The setting for the legendary battle between the Gods Zeus and Typhon, Mykonos has braved the odyssey of an extraordinary past, emerging in the 20th century as one of the most sought-after seaside destinations in the world. Jet-set glitterati sparkle amid timeless fishing villages on the Aegean Sea, mixing modern charms with an enduring maritime heritage.
Before there were holidaymakers bronzing on the golden-sand beaches and dining out at trendy tavernas, this was an active seafaring island. Brush up on merchant-ship history through handsome displays of model ships, old maps and nautical memorabilia in the bite-sized Aegean Maritime Museum. Step into the tranquil back garden where ancient anchors, ship wheels and a 1890 lighthouse are planted among the flowers.
From garden tavernas shrouded by the gnarled branches of ancient olive trees, rustic footpaths lead to a long stretch of sandy coastline that curves toward the sun. The crystalline waters of Panormos Bay glisten with shades of turquoise and azure, gently lapping these golden shores. A humble Greek church is nestled into the dunes above seemingly keeping watch over this unspoiled beach far from the crowds.
Wooden spindled windmills with thatched roofs and white towers are essential to the Mykonos skyline as a reminder of the island’s agrarian past. Elevated on a rise overlooking the harbor, the well-maintained Boni is one of the best examples of a 16th-century windmill. While no longer functioning, this lookout point is a stunning spot to catch the dazzling sunset.
White lions, carved in stone, sit regally among crumbling walls and arid desert wildflowers. For thousands of years they have stood watch over the mythical birthplace of twin gods Apollo and Artemis. Extraordinary archaeological sites cover this fabled island just off the southern shores of Mykonos. Some date back to the fourth millennium B.C. when this most holy island was covered in temples dedicated to Greek deities.
Elegant whitewashed houses trimmed in crisp blue hug the shoreline of Mykonos’ most photographed enclave, Little Venice, once home to wealthy sea captains. Look the breezy-beachgoer part with a pair of Michael Rampias’ handmade sandals, a must-have since the Mykonos Sandals shop opened in 1948. Celebrate the iconic purchase over sunset cocktails from a seafront table at Caprice Bar.
Stroll the narrow stone alleyways and admire the postcard-perfect sugar-cube white homes lining the way. Browse trinkets at simple souvenir shops tucked in between the houses, and pop by a charming taverna for savory snacks.
Candlelit processions, singing, troupes dancing in traditional costume, and specialty feasts are all part of the highest Greek Orthodox holy holiday.
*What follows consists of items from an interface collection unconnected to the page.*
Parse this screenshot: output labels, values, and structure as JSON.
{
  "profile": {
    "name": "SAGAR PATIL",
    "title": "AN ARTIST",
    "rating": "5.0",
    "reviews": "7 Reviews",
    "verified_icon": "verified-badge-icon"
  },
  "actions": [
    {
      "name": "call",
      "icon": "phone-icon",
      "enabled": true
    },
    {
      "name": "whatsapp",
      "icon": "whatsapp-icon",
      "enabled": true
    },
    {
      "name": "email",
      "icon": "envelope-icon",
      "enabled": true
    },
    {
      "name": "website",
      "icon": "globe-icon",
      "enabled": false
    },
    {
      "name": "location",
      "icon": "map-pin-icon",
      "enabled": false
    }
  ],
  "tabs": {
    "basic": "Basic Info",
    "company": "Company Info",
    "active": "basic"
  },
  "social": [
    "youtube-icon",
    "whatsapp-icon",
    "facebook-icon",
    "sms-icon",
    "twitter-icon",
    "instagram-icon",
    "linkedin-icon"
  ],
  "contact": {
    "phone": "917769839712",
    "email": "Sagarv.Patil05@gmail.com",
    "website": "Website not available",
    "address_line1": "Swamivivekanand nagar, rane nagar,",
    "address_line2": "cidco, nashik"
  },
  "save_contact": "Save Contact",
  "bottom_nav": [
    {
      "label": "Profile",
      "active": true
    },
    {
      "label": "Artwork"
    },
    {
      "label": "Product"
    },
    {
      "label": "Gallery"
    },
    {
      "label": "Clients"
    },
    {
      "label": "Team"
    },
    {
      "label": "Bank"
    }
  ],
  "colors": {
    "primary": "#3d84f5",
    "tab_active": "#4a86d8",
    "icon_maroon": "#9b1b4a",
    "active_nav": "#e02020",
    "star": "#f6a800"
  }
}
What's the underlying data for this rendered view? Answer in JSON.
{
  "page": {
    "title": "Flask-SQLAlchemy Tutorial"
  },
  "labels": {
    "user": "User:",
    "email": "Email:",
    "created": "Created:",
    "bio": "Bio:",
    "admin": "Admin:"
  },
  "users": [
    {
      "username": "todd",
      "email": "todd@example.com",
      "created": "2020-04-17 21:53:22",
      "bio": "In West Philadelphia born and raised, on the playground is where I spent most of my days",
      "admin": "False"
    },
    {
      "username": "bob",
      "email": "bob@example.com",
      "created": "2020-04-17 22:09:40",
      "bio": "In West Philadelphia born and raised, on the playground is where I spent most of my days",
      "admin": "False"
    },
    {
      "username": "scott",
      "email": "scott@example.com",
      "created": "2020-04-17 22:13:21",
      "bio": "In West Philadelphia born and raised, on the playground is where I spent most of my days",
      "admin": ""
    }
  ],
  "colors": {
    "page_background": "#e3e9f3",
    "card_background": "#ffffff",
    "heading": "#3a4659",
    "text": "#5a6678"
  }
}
Join the beach party and seafood feast to celebrate fishermen in this waterfront village.
Witness the candlelit church processions and join in the town-wide feast that honors the church for which the festival is named.
Get a glimpse of ancient traditions by taking part in the procession and feast celebrating the monastery in the village of Ano Mera.
Traditional crafts, music, and the art of winemaking are celebrated as part of this harvest festival hosted at the Mykonos Agricultural Museum.
"When it comes to exploring Crete, it’s not a matter of what to do but where to start. The remarkable history is evident across the island—from the ruins of the Minoan Palace of Knossos to the Venetian fortresses of Rethymno to old mosques and Byzantine monasteries to the legendary birthplace of Zeus. "
Nothing is more coveted on Mykonos than a secluded stretch of sand. Indulge at the hotel's private beach complete with umbrellas, loungers and towels.Learn More
Steps from the cerulean sea and a private beach, relaxation is made easy - especially with complimentary spa treatments, daily breakfast in bed and signature cocktails.Learn More
Whether choosing a chakra hot stone massage or body detox treatment, further unwind with soothing sea views spied through the fluttering curtains of the ocean-gazing spa suite.Learn More